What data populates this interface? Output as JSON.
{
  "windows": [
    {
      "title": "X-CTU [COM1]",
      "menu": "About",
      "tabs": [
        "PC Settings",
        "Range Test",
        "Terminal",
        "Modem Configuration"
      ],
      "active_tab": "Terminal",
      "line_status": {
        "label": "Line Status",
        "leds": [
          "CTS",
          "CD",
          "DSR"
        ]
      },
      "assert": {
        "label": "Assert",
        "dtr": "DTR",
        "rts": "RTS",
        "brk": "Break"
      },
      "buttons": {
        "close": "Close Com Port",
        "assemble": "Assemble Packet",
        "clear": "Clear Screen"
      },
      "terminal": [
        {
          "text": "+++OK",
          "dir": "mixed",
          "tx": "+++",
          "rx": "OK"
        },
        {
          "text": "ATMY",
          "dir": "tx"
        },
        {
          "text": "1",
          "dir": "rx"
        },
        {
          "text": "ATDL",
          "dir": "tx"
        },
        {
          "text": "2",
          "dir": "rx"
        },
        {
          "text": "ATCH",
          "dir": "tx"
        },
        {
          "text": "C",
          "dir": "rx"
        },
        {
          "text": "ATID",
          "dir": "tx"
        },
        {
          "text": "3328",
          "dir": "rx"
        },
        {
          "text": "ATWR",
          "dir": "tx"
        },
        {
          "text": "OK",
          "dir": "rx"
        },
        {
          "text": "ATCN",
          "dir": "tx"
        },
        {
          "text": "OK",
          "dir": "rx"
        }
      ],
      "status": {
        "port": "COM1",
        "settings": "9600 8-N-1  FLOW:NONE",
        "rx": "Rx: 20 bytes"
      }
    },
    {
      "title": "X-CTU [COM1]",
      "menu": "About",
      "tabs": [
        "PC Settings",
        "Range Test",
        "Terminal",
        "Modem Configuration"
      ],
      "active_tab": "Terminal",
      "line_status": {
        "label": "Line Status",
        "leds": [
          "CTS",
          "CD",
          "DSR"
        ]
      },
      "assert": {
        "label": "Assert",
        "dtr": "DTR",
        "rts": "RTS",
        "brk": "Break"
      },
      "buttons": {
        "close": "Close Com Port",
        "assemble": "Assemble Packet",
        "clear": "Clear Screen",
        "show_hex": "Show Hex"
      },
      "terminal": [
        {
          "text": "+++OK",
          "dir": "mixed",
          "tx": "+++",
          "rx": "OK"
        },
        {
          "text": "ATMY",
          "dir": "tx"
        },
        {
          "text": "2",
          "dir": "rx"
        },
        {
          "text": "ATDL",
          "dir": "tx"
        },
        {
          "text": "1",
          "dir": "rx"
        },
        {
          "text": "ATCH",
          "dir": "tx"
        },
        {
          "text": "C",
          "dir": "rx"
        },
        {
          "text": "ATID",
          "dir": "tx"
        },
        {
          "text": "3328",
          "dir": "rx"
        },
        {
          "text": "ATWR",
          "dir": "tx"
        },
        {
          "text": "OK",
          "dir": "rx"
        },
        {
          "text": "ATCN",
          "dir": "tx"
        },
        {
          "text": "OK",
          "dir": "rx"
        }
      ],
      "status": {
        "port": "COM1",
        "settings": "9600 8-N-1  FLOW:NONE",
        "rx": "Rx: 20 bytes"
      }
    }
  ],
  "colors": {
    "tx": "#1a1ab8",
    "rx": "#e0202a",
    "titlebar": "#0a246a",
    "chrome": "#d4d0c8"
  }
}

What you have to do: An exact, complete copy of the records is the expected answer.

Exercise result:
What data populates this interface? Output as JSON.
{
  "windows": [
    {
      "title": "X-CTU [COM1]",
      "menu": "About",
      "tabs": [
        "PC Settings",
        "Range Test",
        "Terminal",
        "Modem Configuration"
      ],
      "active_tab": "Terminal",
      "line_status": {
        "label": "Line Status",
        "leds": [
          "CTS",
          "CD",
          "DSR"
        ]
      },
      "assert": {
        "label": "Assert",
        "dtr": "DTR",
        "rts": "RTS",
        "brk": "Break"
      },
      "buttons": {
        "close": "Close Com Port",
        "assemble": "Assemble Packet",
        "clear": "Clear Screen"
      },
      "terminal": [
        {
          "text": "+++OK",
          "dir": "mixed",
          "tx": "+++",
          "rx": "OK"
        },
        {
          "text": "ATMY",
          "dir": "tx"
        },
        {
          "text": "1",
          "dir": "rx"
        },
        {
          "text": "ATDL",
          "dir": "tx"
        },
        {
          "text": "2",
          "dir": "rx"
        },
        {
          "text": "ATCH",
          "dir": "tx"
        },
        {
          "text": "C",
          "dir": "rx"
        },
        {
          "text": "ATID",
          "dir": "tx"
        },
        {
          "text": "3328",
          "dir": "rx"
        },
        {
          "text": "ATWR",
          "dir": "tx"
        },
        {
          "text": "OK",
          "dir": "rx"
        },
        {
          "text": "ATCN",
          "dir": "tx"
        },
        {
          "text": "OK",
          "dir": "rx"
        }
      ],
      "status": {
        "port": "COM1",
        "settings": "9600 8-N-1  FLOW:NONE",
        "rx": "Rx: 20 bytes"
      }
    },
    {
      "title": "X-CTU [COM1]",
      "menu": "About",
      "tabs": [
        "PC Settings",
        "Range Test",
        "Terminal",
        "Modem Configuration"
      ],
      "active_tab": "Terminal",
      "line_status": {
        "label": "Line Status",
        "leds": [
          "CTS",
          "CD",
          "DSR"
        ]
      },
      "assert": {
        "label": "Assert",
        "dtr": "DTR",
        "rts": "RTS",
        "brk": "Break"
      },
      "buttons": {
        "close": "Close Com Port",
        "assemble": "Assemble Packet",
        "clear": "Clear Screen",
        "show_hex": "Show Hex"
      },
      "terminal": [
        {
          "text": "+++OK",
          "dir": "mixed",
          "tx": "+++",
          "rx": "OK"
        },
        {
          "text": "ATMY",
          "dir": "tx"
        },
        {
          "text": "2",
          "dir": "rx"
        },
        {
          "text": "ATDL",
          "dir": "tx"
        },
        {
          "text": "1",
          "dir": "rx"
        },
        {
          "text": "ATCH",
          "dir": "tx"
        },
        {
          "text": "C",
          "dir": "rx"
        },
        {
          "text": "ATID",
          "dir": "tx"
        },
        {
          "text": "3328",
          "dir": "rx"
        },
        {
          "text": "ATWR",
          "dir": "tx"
        },
        {
          "text": "OK",
          "dir": "rx"
        },
        {
          "text": "ATCN",
          "dir": "tx"
        },
        {
          "text": "OK",
          "dir": "rx"
        }
      ],
      "status": {
        "port": "COM1",
        "settings": "9600 8-N-1  FLOW:NONE",
        "rx": "Rx: 20 bytes"
      }
    }
  ],
  "colors": {
    "tx": "#1a1ab8",
    "rx": "#e0202a",
    "titlebar": "#0a246a",
    "chrome": "#d4d0c8"
  }
}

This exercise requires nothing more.